→ **Goal of the exercise**: Could you copy each line of the entries that contains "from"?

→ **Source records**:
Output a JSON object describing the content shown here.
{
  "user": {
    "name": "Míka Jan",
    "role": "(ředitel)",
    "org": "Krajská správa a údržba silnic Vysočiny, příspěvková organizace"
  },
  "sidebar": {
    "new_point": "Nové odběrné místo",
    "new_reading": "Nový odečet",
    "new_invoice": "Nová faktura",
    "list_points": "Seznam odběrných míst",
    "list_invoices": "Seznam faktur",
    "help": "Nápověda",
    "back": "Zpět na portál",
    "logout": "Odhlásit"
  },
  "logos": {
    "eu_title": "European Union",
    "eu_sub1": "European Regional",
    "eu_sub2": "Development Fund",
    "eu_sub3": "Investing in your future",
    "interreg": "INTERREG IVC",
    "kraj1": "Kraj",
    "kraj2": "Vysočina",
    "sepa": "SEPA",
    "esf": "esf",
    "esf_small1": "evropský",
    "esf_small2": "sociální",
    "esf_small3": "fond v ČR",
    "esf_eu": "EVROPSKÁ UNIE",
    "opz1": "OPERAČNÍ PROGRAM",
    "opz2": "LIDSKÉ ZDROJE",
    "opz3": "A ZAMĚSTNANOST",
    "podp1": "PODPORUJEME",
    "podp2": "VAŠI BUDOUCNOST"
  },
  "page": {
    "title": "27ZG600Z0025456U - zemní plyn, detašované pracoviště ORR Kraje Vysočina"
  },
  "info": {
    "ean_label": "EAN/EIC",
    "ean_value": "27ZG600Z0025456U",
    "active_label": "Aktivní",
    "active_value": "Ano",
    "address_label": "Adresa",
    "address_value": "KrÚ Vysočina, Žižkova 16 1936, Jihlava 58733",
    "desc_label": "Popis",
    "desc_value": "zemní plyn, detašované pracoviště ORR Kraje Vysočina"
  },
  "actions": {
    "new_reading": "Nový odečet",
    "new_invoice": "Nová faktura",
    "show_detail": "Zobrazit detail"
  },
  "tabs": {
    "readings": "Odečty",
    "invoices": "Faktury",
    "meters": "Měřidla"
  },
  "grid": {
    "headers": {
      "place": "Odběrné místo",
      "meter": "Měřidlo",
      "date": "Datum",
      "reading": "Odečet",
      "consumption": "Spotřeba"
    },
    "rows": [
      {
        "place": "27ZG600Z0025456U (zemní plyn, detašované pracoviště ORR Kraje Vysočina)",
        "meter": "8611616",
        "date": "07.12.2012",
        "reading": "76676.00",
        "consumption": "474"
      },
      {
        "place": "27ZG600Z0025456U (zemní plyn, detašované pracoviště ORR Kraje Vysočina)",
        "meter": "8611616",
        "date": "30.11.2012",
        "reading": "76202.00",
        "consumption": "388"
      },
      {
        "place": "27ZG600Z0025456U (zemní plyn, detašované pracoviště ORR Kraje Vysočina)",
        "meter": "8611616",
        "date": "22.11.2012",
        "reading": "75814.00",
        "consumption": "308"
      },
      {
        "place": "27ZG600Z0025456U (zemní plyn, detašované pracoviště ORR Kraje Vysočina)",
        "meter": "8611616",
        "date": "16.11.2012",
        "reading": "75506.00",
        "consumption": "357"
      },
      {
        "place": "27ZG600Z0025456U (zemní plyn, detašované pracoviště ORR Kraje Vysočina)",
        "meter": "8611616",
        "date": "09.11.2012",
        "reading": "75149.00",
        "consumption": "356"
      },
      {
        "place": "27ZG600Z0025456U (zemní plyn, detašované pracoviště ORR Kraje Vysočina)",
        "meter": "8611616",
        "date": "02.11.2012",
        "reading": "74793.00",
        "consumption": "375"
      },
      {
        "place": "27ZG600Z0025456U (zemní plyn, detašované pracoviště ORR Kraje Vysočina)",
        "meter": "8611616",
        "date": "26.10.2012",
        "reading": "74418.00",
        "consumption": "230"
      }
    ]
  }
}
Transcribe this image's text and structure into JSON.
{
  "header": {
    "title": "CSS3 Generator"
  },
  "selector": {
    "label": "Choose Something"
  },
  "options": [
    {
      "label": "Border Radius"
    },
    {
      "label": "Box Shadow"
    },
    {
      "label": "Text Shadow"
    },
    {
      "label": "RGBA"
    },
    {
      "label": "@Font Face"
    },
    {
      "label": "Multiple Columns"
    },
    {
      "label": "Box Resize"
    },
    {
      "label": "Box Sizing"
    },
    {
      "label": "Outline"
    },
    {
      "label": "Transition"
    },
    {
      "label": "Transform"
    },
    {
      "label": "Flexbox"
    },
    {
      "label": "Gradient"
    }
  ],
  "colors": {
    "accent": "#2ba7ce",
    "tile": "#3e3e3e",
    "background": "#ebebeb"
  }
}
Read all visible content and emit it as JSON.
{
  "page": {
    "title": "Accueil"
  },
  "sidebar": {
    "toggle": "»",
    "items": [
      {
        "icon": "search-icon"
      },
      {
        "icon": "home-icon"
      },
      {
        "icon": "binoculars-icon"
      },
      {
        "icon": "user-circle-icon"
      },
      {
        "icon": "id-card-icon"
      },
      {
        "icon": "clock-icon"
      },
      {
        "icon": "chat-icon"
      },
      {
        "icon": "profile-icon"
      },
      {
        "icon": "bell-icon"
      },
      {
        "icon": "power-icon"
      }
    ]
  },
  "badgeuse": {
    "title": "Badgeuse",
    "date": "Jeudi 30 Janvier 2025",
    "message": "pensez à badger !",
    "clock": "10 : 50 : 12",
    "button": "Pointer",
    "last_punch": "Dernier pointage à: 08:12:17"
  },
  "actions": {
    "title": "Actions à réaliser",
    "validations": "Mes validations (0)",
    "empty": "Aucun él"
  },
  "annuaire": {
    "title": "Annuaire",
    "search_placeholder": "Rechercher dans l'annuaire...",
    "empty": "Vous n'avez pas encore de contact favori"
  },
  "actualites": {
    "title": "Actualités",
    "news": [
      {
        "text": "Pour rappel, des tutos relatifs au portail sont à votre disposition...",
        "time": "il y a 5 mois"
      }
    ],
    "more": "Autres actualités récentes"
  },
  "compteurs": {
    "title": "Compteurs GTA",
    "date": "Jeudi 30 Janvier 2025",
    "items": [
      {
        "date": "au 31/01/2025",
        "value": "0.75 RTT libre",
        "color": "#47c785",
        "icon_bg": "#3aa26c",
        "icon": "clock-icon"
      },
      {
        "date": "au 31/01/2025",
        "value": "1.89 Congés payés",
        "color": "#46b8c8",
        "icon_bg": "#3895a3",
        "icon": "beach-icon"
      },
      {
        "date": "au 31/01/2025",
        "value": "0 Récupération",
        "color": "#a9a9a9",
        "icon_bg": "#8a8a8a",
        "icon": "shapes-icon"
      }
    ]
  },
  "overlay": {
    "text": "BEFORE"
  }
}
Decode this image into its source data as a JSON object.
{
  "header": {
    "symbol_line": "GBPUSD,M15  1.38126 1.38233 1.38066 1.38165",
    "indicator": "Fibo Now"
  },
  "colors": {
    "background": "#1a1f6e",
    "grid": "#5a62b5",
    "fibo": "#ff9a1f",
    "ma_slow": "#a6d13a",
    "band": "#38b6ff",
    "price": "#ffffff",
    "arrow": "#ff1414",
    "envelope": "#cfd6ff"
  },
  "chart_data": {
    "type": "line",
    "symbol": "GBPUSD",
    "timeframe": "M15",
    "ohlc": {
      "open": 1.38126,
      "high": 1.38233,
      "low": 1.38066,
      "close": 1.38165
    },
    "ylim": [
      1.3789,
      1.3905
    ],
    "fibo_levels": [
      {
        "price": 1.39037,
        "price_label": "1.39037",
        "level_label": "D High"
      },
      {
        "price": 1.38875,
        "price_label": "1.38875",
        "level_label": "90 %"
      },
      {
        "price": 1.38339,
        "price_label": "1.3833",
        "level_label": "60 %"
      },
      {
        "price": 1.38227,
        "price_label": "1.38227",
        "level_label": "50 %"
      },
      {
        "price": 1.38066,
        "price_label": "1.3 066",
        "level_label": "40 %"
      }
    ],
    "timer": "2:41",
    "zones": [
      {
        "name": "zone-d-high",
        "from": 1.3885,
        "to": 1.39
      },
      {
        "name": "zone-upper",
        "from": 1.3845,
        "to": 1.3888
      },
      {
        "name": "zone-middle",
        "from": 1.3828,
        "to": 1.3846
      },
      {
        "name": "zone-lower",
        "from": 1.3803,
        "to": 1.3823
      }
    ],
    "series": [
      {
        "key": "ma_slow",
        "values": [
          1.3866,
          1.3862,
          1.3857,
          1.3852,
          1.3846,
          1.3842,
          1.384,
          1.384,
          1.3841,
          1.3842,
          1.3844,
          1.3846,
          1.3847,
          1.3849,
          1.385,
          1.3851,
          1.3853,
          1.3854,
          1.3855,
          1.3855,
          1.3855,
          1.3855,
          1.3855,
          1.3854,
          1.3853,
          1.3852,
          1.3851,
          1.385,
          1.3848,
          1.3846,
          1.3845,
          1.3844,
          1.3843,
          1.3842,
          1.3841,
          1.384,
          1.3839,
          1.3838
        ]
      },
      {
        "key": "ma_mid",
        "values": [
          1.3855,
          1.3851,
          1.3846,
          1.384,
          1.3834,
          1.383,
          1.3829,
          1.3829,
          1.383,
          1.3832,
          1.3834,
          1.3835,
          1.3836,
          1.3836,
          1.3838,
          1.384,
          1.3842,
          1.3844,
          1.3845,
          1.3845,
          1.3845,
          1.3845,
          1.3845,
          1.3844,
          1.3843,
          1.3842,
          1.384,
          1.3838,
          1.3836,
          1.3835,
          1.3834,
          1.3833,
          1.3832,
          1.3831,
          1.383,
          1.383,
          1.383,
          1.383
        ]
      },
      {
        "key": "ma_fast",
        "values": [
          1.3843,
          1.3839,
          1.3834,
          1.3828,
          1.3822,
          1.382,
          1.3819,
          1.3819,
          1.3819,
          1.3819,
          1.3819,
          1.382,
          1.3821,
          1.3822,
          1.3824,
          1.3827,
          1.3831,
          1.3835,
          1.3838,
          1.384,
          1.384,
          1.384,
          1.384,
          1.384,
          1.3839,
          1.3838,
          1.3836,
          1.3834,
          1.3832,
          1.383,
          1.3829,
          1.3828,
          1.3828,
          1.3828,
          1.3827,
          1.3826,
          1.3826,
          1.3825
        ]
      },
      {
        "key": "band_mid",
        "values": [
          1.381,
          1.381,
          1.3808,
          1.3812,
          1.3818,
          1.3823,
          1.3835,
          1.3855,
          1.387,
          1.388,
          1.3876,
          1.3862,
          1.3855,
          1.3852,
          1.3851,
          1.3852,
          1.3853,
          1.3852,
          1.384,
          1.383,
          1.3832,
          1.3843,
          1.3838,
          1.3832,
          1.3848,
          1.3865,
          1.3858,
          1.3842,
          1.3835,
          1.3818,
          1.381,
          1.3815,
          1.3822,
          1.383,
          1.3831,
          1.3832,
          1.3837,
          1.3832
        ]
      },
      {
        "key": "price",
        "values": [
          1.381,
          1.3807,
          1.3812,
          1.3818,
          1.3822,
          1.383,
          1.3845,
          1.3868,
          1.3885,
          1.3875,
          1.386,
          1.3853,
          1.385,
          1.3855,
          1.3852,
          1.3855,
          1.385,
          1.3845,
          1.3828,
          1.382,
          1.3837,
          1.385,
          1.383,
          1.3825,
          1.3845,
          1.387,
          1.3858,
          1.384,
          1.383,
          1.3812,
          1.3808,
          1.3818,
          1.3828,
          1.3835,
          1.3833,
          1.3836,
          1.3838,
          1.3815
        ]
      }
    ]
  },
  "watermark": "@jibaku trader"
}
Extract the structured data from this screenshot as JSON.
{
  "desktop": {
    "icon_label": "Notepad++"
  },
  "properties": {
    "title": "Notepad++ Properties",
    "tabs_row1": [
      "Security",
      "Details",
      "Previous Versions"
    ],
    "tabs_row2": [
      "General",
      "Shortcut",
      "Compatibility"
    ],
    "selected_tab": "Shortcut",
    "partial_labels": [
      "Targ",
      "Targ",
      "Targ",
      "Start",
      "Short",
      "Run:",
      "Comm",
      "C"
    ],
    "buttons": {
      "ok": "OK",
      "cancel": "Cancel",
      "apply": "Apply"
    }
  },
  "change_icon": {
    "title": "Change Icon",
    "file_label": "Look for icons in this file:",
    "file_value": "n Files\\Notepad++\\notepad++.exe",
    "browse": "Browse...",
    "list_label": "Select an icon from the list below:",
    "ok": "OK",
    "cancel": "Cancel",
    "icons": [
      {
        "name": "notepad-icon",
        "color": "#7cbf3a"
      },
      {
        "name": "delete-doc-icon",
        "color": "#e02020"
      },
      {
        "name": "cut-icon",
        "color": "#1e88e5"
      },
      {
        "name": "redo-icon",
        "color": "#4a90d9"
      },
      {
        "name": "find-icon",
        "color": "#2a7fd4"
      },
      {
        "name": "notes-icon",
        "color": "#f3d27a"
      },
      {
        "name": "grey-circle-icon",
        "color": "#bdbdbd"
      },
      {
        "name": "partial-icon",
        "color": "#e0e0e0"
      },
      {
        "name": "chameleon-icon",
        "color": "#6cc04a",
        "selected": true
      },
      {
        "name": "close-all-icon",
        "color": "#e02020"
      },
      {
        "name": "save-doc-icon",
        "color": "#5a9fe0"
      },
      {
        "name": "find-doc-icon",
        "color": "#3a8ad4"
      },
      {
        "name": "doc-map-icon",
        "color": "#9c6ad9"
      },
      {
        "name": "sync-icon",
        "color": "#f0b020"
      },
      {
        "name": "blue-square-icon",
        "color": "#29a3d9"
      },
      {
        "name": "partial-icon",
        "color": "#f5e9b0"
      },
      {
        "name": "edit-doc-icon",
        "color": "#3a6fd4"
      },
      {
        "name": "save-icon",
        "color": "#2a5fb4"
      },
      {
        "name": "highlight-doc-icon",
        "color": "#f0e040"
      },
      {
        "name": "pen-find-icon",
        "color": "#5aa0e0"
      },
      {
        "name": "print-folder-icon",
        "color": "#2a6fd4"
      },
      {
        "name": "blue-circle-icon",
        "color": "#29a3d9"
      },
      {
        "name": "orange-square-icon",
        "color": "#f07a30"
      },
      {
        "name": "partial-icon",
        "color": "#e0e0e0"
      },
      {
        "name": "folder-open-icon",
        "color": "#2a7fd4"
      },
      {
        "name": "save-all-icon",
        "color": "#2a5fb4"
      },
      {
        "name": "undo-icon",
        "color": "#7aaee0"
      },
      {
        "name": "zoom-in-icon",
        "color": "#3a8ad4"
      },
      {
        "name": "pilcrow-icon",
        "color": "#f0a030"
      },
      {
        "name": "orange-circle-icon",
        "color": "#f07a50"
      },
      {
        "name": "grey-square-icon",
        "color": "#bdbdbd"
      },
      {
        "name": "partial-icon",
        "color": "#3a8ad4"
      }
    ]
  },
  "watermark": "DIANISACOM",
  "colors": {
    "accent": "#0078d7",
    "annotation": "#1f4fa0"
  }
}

→ **Solution below**:
        "from": 1.3885,
        "from": 1.3845,
        "from": 1.3828,
        "from": 1.3803,
Extract the structured data from this screenshot as JSON.
    "list_label": "Select an icon from the list below:",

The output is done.